# [REQUIRED ACTION]
Repeat everything in the listing below. Keep each line exact.
*****
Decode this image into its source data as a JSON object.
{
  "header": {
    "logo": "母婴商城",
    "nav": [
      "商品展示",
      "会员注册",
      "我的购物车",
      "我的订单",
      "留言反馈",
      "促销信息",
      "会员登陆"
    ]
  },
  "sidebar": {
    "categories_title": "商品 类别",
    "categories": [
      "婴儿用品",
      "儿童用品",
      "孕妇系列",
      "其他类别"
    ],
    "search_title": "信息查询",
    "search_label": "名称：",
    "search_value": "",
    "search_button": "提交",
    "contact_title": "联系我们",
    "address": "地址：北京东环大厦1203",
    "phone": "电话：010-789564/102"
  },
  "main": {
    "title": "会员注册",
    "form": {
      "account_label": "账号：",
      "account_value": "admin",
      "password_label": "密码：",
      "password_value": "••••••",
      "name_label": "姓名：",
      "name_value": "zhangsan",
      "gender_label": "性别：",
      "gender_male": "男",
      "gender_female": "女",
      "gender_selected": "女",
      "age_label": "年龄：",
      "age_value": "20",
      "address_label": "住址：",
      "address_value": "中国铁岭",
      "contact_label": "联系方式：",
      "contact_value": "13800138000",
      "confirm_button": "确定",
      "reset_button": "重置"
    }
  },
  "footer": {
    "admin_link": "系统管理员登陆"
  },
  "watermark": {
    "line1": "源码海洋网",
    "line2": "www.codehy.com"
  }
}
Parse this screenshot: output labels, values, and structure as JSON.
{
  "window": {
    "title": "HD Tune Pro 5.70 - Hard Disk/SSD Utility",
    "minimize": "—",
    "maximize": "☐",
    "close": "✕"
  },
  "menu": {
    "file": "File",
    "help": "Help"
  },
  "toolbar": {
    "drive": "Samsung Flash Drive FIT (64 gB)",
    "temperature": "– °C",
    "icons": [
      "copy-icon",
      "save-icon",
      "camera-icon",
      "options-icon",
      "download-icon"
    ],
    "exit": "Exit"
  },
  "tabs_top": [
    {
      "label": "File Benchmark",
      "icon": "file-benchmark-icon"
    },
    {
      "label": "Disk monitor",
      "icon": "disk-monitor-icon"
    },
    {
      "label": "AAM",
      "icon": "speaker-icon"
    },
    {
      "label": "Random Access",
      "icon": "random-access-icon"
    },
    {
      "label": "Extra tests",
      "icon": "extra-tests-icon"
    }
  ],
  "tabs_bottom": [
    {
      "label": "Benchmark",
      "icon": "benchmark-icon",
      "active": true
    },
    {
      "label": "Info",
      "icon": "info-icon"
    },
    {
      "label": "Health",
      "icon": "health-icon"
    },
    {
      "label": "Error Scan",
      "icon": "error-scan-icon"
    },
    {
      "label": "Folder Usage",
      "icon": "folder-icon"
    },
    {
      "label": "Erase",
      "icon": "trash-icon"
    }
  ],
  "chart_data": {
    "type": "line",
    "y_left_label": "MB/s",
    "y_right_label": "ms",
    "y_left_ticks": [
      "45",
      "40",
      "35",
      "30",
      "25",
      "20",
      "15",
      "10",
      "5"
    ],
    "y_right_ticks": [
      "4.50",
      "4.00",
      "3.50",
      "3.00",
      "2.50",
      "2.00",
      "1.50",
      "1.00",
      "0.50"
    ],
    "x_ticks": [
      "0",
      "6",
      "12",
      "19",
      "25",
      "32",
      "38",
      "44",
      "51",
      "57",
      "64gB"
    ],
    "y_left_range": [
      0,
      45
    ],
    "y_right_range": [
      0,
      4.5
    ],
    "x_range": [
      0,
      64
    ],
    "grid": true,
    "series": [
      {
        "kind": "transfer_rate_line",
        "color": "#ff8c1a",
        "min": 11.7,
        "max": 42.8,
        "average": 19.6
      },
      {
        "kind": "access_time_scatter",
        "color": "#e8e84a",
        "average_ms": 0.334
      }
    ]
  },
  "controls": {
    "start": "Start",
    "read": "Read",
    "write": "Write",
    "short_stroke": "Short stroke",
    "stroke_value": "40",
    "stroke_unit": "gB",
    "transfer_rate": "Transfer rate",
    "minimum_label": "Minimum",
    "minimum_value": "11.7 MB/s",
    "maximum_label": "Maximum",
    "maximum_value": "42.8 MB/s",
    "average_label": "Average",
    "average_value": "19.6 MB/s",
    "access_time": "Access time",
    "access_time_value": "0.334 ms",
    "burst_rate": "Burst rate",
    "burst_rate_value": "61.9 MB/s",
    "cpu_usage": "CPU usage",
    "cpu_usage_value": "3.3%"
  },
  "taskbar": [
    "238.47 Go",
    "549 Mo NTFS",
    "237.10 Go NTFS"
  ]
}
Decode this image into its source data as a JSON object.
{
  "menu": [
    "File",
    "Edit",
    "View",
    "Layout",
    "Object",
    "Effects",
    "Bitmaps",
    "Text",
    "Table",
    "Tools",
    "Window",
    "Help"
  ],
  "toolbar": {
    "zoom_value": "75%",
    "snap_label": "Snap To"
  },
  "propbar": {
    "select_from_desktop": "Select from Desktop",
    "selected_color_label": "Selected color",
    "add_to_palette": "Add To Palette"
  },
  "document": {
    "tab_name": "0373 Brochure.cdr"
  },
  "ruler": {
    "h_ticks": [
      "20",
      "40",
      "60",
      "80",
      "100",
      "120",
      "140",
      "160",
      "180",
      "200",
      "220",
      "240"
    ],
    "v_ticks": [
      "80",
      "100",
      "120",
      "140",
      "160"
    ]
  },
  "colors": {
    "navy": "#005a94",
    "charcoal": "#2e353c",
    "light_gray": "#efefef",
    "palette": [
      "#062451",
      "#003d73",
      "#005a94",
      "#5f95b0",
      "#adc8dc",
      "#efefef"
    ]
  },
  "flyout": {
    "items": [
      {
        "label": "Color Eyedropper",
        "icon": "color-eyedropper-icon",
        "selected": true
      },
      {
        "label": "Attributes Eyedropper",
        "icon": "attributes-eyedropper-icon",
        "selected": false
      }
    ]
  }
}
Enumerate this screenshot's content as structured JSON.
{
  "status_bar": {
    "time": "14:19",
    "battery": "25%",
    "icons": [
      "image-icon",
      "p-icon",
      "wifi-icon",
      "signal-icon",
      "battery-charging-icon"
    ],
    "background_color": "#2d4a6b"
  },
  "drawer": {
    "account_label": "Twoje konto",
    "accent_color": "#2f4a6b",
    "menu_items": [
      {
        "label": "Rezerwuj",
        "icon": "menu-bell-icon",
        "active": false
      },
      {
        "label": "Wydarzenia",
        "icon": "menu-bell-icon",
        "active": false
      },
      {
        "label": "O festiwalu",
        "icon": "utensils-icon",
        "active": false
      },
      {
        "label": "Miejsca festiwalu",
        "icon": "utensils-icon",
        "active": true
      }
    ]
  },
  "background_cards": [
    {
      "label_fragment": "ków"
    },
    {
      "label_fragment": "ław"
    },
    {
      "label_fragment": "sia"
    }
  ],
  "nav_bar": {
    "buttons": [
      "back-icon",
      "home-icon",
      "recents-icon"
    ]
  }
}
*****
# [EXPECTED ANSWER]
Decode this image into its source data as a JSON object.
{
  "header": {
    "logo": "母婴商城",
    "nav": [
      "商品展示",
      "会员注册",
      "我的购物车",
      "我的订单",
      "留言反馈",
      "促销信息",
      "会员登陆"
    ]
  },
  "sidebar": {
    "categories_title": "商品 类别",
    "categories": [
      "婴儿用品",
      "儿童用品",
      "孕妇系列",
      "其他类别"
    ],
    "search_title": "信息查询",
    "search_label": "名称：",
    "search_value": "",
    "search_button": "提交",
    "contact_title": "联系我们",
    "address": "地址：北京东环大厦1203",
    "phone": "电话：010-789564/102"
  },
  "main": {
    "title": "会员注册",
    "form": {
      "account_label": "账号：",
      "account_value": "admin",
      "password_label": "密码：",
      "password_value": "••••••",
      "name_label": "姓名：",
      "name_value": "zhangsan",
      "gender_label": "性别：",
      "gender_male": "男",
      "gender_female": "女",
      "gender_selected": "女",
      "age_label": "年龄：",
      "age_value": "20",
      "address_label": "住址：",
      "address_value": "中国铁岭",
      "contact_label": "联系方式：",
      "contact_value": "13800138000",
      "confirm_button": "确定",
      "reset_button": "重置"
    }
  },
  "footer": {
    "admin_link": "系统管理员登陆"
  },
  "watermark": {
    "line1": "源码海洋网",
    "line2": "www.codehy.com"
  }
}
Parse this screenshot: output labels, values, and structure as JSON.
{
  "window": {
    "title": "HD Tune Pro 5.70 - Hard Disk/SSD Utility",
    "minimize": "—",
    "maximize": "☐",
    "close": "✕"
  },
  "menu": {
    "file": "File",
    "help": "Help"
  },
  "toolbar": {
    "drive": "Samsung Flash Drive FIT (64 gB)",
    "temperature": "– °C",
    "icons": [
      "copy-icon",
      "save-icon",
      "camera-icon",
      "options-icon",
      "download-icon"
    ],
    "exit": "Exit"
  },
  "tabs_top": [
    {
      "label": "File Benchmark",
      "icon": "file-benchmark-icon"
    },
    {
      "label": "Disk monitor",
      "icon": "disk-monitor-icon"
    },
    {
      "label": "AAM",
      "icon": "speaker-icon"
    },
    {
      "label": "Random Access",
      "icon": "random-access-icon"
    },
    {
      "label": "Extra tests",
      "icon": "extra-tests-icon"
    }
  ],
  "tabs_bottom": [
    {
      "label": "Benchmark",
      "icon": "benchmark-icon",
      "active": true
    },
    {
      "label": "Info",
      "icon": "info-icon"
    },
    {
      "label": "Health",
      "icon": "health-icon"
    },
    {
      "label": "Error Scan",
      "icon": "error-scan-icon"
    },
    {
      "label": "Folder Usage",
      "icon": "folder-icon"
    },
    {
      "label": "Erase",
      "icon": "trash-icon"
    }
  ],
  "chart_data": {
    "type": "line",
    "y_left_label": "MB/s",
    "y_right_label": "ms",
    "y_left_ticks": [
      "45",
      "40",
      "35",
      "30",
      "25",
      "20",
      "15",
      "10",
      "5"
    ],
    "y_right_ticks": [
      "4.50",
      "4.00",
      "3.50",
      "3.00",
      "2.50",
      "2.00",
      "1.50",
      "1.00",
      "0.50"
    ],
    "x_ticks": [
      "0",
      "6",
      "12",
      "19",
      "25",
      "32",
      "38",
      "44",
      "51",
      "57",
      "64gB"
    ],
    "y_left_range": [
      0,
      45
    ],
    "y_right_range": [
      0,
      4.5
    ],
    "x_range": [
      0,
      64
    ],
    "grid": true,
    "series": [
      {
        "kind": "transfer_rate_line",
        "color": "#ff8c1a",
        "min": 11.7,
        "max": 42.8,
        "average": 19.6
      },
      {
        "kind": "access_time_scatter",
        "color": "#e8e84a",
        "average_ms": 0.334
      }
    ]
  },
  "controls": {
    "start": "Start",
    "read": "Read",
    "write": "Write",
    "short_stroke": "Short stroke",
    "stroke_value": "40",
    "stroke_unit": "gB",
    "transfer_rate": "Transfer rate",
    "minimum_label": "Minimum",
    "minimum_value": "11.7 MB/s",
    "maximum_label": "Maximum",
    "maximum_value": "42.8 MB/s",
    "average_label": "Average",
    "average_value": "19.6 MB/s",
    "access_time": "Access time",
    "access_time_value": "0.334 ms",
    "burst_rate": "Burst rate",
    "burst_rate_value": "61.9 MB/s",
    "cpu_usage": "CPU usage",
    "cpu_usage_value": "3.3%"
  },
  "taskbar": [
    "238.47 Go",
    "549 Mo NTFS",
    "237.10 Go NTFS"
  ]
}
Decode this image into its source data as a JSON object.
{
  "menu": [
    "File",
    "Edit",
    "View",
    "Layout",
    "Object",
    "Effects",
    "Bitmaps",
    "Text",
    "Table",
    "Tools",
    "Window",
    "Help"
  ],
  "toolbar": {
    "zoom_value": "75%",
    "snap_label": "Snap To"
  },
  "propbar": {
    "select_from_desktop": "Select from Desktop",
    "selected_color_label": "Selected color",
    "add_to_palette": "Add To Palette"
  },
  "document": {
    "tab_name": "0373 Brochure.cdr"
  },
  "ruler": {
    "h_ticks": [
      "20",
      "40",
      "60",
      "80",
      "100",
      "120",
      "140",
      "160",
      "180",
      "200",
      "220",
      "240"
    ],
    "v_ticks": [
      "80",
      "100",
      "120",
      "140",
      "160"
    ]
  },
  "colors": {
    "navy": "#005a94",
    "charcoal": "#2e353c",
    "light_gray": "#efefef",
    "palette": [
      "#062451",
      "#003d73",
      "#005a94",
      "#5f95b0",
      "#adc8dc",
      "#efefef"
    ]
  },
  "flyout": {
    "items": [
      {
        "label": "Color Eyedropper",
        "icon": "color-eyedropper-icon",
        "selected": true
      },
      {
        "label": "Attributes Eyedropper",
        "icon": "attributes-eyedropper-icon",
        "selected": false
      }
    ]
  }
}
Enumerate this screenshot's content as structured JSON.
{
  "status_bar": {
    "time": "14:19",
    "battery": "25%",
    "icons": [
      "image-icon",
      "p-icon",
      "wifi-icon",
      "signal-icon",
      "battery-charging-icon"
    ],
    "background_color": "#2d4a6b"
  },
  "drawer": {
    "account_label": "Twoje konto",
    "accent_color": "#2f4a6b",
    "menu_items": [
      {
        "label": "Rezerwuj",
        "icon": "menu-bell-icon",
        "active": false
      },
      {
        "label": "Wydarzenia",
        "icon": "menu-bell-icon",
        "active": false
      },
      {
        "label": "O festiwalu",
        "icon": "utensils-icon",
        "active": false
      },
      {
        "label": "Miejsca festiwalu",
        "icon": "utensils-icon",
        "active": true
      }
    ]
  },
  "background_cards": [
    {
      "label_fragment": "ków"
    },
    {
      "label_fragment": "ław"
    },
    {
      "label_fragment": "sia"
    }
  ],
  "nav_bar": {
    "buttons": [
      "back-icon",
      "home-icon",
      "recents-icon"
    ]
  }
}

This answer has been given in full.